Vermont Public is independent, community-supported media, serving Vermont with trusted, relevant and essential information. We share stories that bring people together, from every corner of our region. New to Vermont Public? Start here.

© 2024 Vermont Public | 365 Troy Ave. Colchester, VT 05446

Public Files:

For assistance accessing our public files, please contact or call 802-655-9451.
Play Live Radio
Next Up:
0:00 0:00
Available On Air Stations

Essex County has the oldest population in Vermont. Here's how it supports them

Hands of caregivers and the elderly
kazuma seki/Getty Images
Vermont has more people over 65 than under 18. More people die in Vermont each year than are born.

It’s no secret—Vermont’s population trends gray. The median age in the state is 43.2, making it the third oldest in the country, behind two other New England states, Maine and New Hampshire. Vermont’s population is also getting older. By 2030, one in three Vermonters will be north of 60. For almost the past decade, more people die in the state each year than are born.

Essex County is the oldest of the state’s 14 counties, with one in three Essex County residents over 60. It’s also very rural and sparsely populated compared with the rest of the state. When we talk about those over-60 residents, it's just north of 2,000 people.

A small population presents opportunities and challenges of its own.

Meg Burmeister, executive director of the Northeast Kingdom Council on Aging, said she sees those challenges playing out all the time.

"We have a senior helpline that really is the first point of entry for people," she said, adding that it's a statewide number all the area agencies on aging use. "We utilize volunteers and help make connections with our transportation system, the RCT program [Rural Community Transportation] in our three county area." This helps people with groceries and other basic needs.

Lunenberg, Gilman, and Concord Senior Citizens, a non-profit organization, oversees the Gilman Senior Center, which provides meals and activities for connection for older residents of the area. Sharon Eaton, the organization's president, said that it can be difficult to establish a strong volunteer base because many volunteers are seniors themselves.

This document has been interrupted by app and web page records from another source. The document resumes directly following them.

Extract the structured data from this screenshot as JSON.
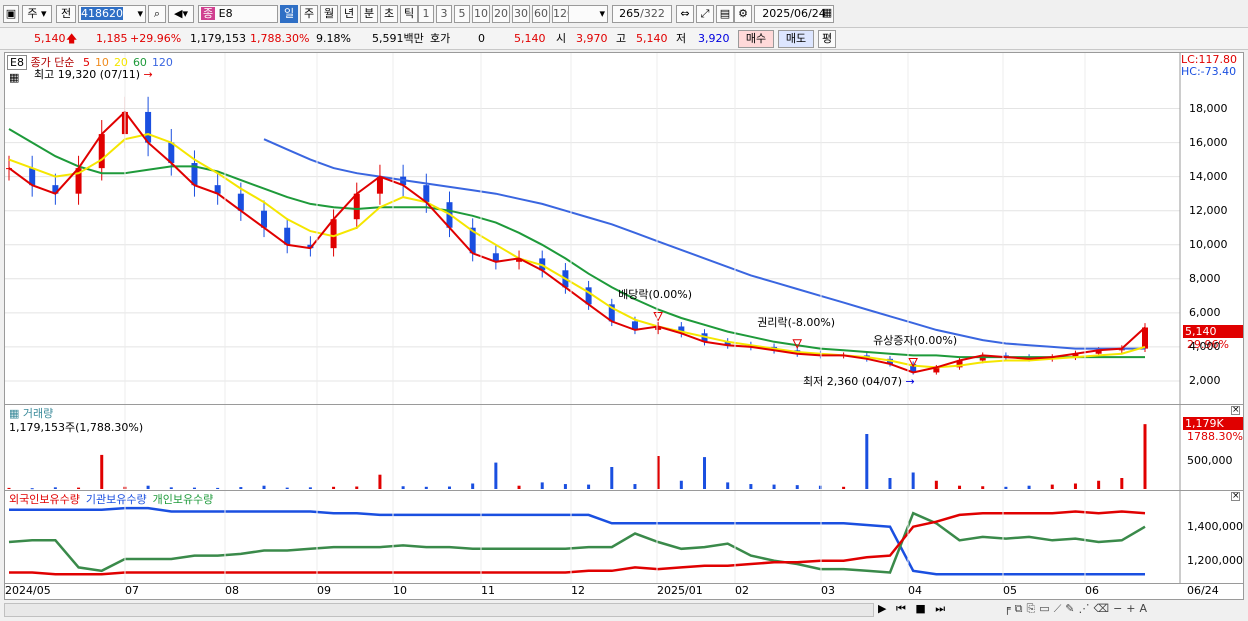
{
  "toolbar": {
    "type_label": "주",
    "prev_label": "전",
    "code_value": "418620",
    "product_code": "E8",
    "period_tabs": [
      "일",
      "주",
      "월",
      "년",
      "분",
      "초",
      "틱"
    ],
    "interval_buttons": [
      "1",
      "3",
      "5",
      "10",
      "20",
      "30",
      "60",
      "120"
    ],
    "count_value": "265",
    "count_total": "/322",
    "date_value": "2025/06/24"
  },
  "quote": {
    "price": "5,140",
    "change": "1,185",
    "change_pct": "+29.96%",
    "volume": "1,179,153",
    "volume_pct": "1,788.30%",
    "turnover": "9.18%",
    "amount": "5,591백만",
    "bid_label": "호가",
    "bid_value": "0",
    "bid_price": "5,140",
    "open_label": "시",
    "open": "3,970",
    "high_label": "고",
    "high": "5,140",
    "low_label": "저",
    "low": "3,920",
    "buy_label": "매수",
    "sell_label": "매도",
    "avg_label": "평"
  },
  "price_panel": {
    "code_tag": "E8",
    "legend_label": "종가 단순",
    "ma_labels": [
      "5",
      "10",
      "20",
      "60",
      "120"
    ],
    "max_label": "최고 19,320 (07/11)",
    "min_label": "최저 2,360 (04/07)",
    "lc_label": "LC:117.80",
    "hc_label": "HC:-73.40",
    "current_price_tag": "5,140",
    "current_pct_tag": "29.96%",
    "y_ticks": [
      "18,000",
      "16,000",
      "14,000",
      "12,000",
      "10,000",
      "8,000",
      "6,000",
      "4,000",
      "2,000"
    ],
    "events": [
      "배당락(0.00%)",
      "권리락(-8.00%)",
      "유상증자(0.00%)"
    ]
  },
  "volume_panel": {
    "title": "거래량",
    "value_label": "1,179,153주(1,788.30%)",
    "tag_value": "1,179K",
    "tag_pct": "1788.30%",
    "y_tick": "500,000"
  },
  "holding_panel": {
    "series_labels": [
      "외국인보유수량",
      "기관보유수량",
      "개인보유수량"
    ],
    "y_ticks": [
      "1,400,000",
      "1,200,000"
    ]
  },
  "x_axis": {
    "labels": [
      "2024/05",
      "07",
      "08",
      "09",
      "10",
      "11",
      "12",
      "2025/01",
      "02",
      "03",
      "04",
      "05",
      "06",
      "06/24"
    ]
  },
  "colors": {
    "up": "#e00000",
    "down": "#1a4fe0",
    "ma5": "#e00000",
    "ma10": "#f08c1e",
    "ma20": "#f5e600",
    "ma60": "#1e9a3a",
    "ma120": "#3a66e0"
  },
  "chart_data": {
    "type": "line",
    "title": "",
    "price_ylim": [
      1000,
      19500
    ],
    "months": [
      "2024/05",
      "07",
      "08",
      "09",
      "10",
      "11",
      "12",
      "2025/01",
      "02",
      "03",
      "04",
      "05",
      "06",
      "06/24"
    ],
    "close": [
      14500,
      13500,
      13000,
      14500,
      16500,
      17800,
      16000,
      14800,
      13500,
      13000,
      12000,
      11000,
      10000,
      9800,
      11500,
      13000,
      14000,
      13500,
      12500,
      11000,
      9500,
      9000,
      9200,
      8500,
      7500,
      6500,
      5500,
      5000,
      5200,
      4800,
      4300,
      4100,
      4000,
      3800,
      3600,
      3500,
      3500,
      3300,
      3000,
      2500,
      2800,
      3200,
      3500,
      3400,
      3300,
      3400,
      3600,
      3800,
      3900,
      5140
    ],
    "ma20": [
      15000,
      14500,
      14000,
      14200,
      15000,
      16200,
      16500,
      16000,
      15000,
      14200,
      13300,
      12500,
      11500,
      10800,
      10500,
      11000,
      12200,
      12800,
      12500,
      11800,
      10800,
      10000,
      9200,
      8800,
      8000,
      7200,
      6300,
      5600,
      5200,
      4900,
      4600,
      4300,
      4100,
      3900,
      3700,
      3600,
      3500,
      3400,
      3200,
      2900,
      2800,
      2900,
      3100,
      3200,
      3200,
      3300,
      3400,
      3500,
      3600,
      4000
    ],
    "ma60": [
      16800,
      16000,
      15200,
      14600,
      14200,
      14200,
      14400,
      14600,
      14600,
      14300,
      13800,
      13300,
      12800,
      12400,
      12200,
      12100,
      12200,
      12200,
      12200,
      12000,
      11700,
      11300,
      10700,
      10000,
      9200,
      8300,
      7500,
      6800,
      6200,
      5700,
      5300,
      4900,
      4600,
      4300,
      4100,
      3900,
      3800,
      3700,
      3600,
      3500,
      3500,
      3400,
      3400,
      3400,
      3400,
      3400,
      3400,
      3400,
      3400,
      3400
    ],
    "ma120": [
      null,
      null,
      null,
      null,
      null,
      null,
      null,
      null,
      null,
      null,
      null,
      16200,
      15600,
      15000,
      14500,
      14200,
      14000,
      13800,
      13600,
      13400,
      13200,
      13000,
      12700,
      12400,
      12000,
      11600,
      11200,
      10700,
      10200,
      9700,
      9200,
      8700,
      8200,
      7800,
      7400,
      7000,
      6600,
      6200,
      5800,
      5400,
      5000,
      4700,
      4400,
      4200,
      4100,
      4000,
      3900,
      3900,
      3900,
      3900
    ],
    "volume": [
      20000,
      15000,
      30000,
      25000,
      620000,
      40000,
      60000,
      30000,
      25000,
      20000,
      35000,
      60000,
      25000,
      30000,
      40000,
      45000,
      260000,
      50000,
      40000,
      45000,
      100000,
      480000,
      60000,
      120000,
      90000,
      80000,
      400000,
      90000,
      600000,
      150000,
      580000,
      120000,
      90000,
      80000,
      70000,
      60000,
      40000,
      1000000,
      200000,
      300000,
      150000,
      60000,
      50000,
      40000,
      60000,
      80000,
      100000,
      150000,
      200000,
      1179153
    ],
    "foreign_holding": [
      1150000,
      1150000,
      1140000,
      1140000,
      1140000,
      1150000,
      1150000,
      1150000,
      1150000,
      1150000,
      1150000,
      1150000,
      1150000,
      1150000,
      1150000,
      1150000,
      1150000,
      1150000,
      1150000,
      1150000,
      1150000,
      1150000,
      1150000,
      1150000,
      1150000,
      1160000,
      1160000,
      1180000,
      1170000,
      1180000,
      1190000,
      1190000,
      1200000,
      1210000,
      1210000,
      1220000,
      1220000,
      1240000,
      1250000,
      1420000,
      1450000,
      1490000,
      1500000,
      1500000,
      1500000,
      1500000,
      1510000,
      1500000,
      1510000,
      1500000
    ],
    "institution_holding": [
      1520000,
      1520000,
      1520000,
      1520000,
      1520000,
      1530000,
      1530000,
      1510000,
      1510000,
      1510000,
      1510000,
      1510000,
      1510000,
      1510000,
      1500000,
      1500000,
      1490000,
      1490000,
      1490000,
      1490000,
      1490000,
      1490000,
      1490000,
      1490000,
      1490000,
      1490000,
      1440000,
      1440000,
      1440000,
      1440000,
      1440000,
      1440000,
      1440000,
      1440000,
      1440000,
      1440000,
      1440000,
      1430000,
      1420000,
      1160000,
      1140000,
      1140000,
      1140000,
      1140000,
      1140000,
      1140000,
      1140000,
      1140000,
      1140000,
      1140000
    ],
    "individual_holding": [
      1330000,
      1340000,
      1340000,
      1180000,
      1160000,
      1230000,
      1230000,
      1230000,
      1250000,
      1250000,
      1260000,
      1280000,
      1280000,
      1290000,
      1300000,
      1300000,
      1300000,
      1310000,
      1300000,
      1300000,
      1290000,
      1290000,
      1290000,
      1290000,
      1290000,
      1300000,
      1300000,
      1380000,
      1330000,
      1290000,
      1300000,
      1320000,
      1250000,
      1220000,
      1200000,
      1170000,
      1170000,
      1160000,
      1150000,
      1500000,
      1440000,
      1340000,
      1360000,
      1350000,
      1360000,
      1340000,
      1350000,
      1330000,
      1340000,
      1420000
    ]
  }
}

"A lot of us do things for our seniors in our communities just because we know them and we know they need help," Eaton said.

Burmeister said that one way they support people experiencing loneliness and isolation is their case management system and options counseling.

"We have workers that are able to go out to people's homes, and help them explore what kinds of choices and what kinds of options they have before them. That really gets down to the very individual challenges that people face and looks at their unique situations to help them understand what would be helpful. We try very hard not to take a one size fits all approach with our work with people in the community," she said.

Burmeister also stressed the need for additional funding to be able to support the meals programs for the entire state.

"The funding has not increased to keep up with things like the food costs that have occurred and the challenges that people face in terms of supply and demand," she said.

This episode of Vermont Edition also included a conversation with Colin Flanders, a reporter with Seven Days whose recent cover story takes a comprehensive look at Vermont's demographic shift.

Broadcast at noon Monday, March 11, 2024; rebroadcast at 7 p.m.

Mikaela Lefrak is the host and senior producer of Vermont Edition. Her stories have aired nationally on Morning Edition, All Things Considered, Weekend Edition, Marketplace, The World and Here & Now. A seasoned local reporter, Mikaela has won two regional Edward R. Murrow awards and a Public Media Journalists Association award for her work.
Andrea Laurion joined Vermont Public as a news producer for Vermont Edition in December 2022. She is a native of Pittsburgh, Pa., and a graduate of the Salt Institute for Documentary Studies in Portland, Maine. Before getting into audio, Andrea worked as an obituary writer, a lunch lady, a wedding photographer assistant, a children’s birthday party hostess, a haunted house actor, and an admin assistant many times over.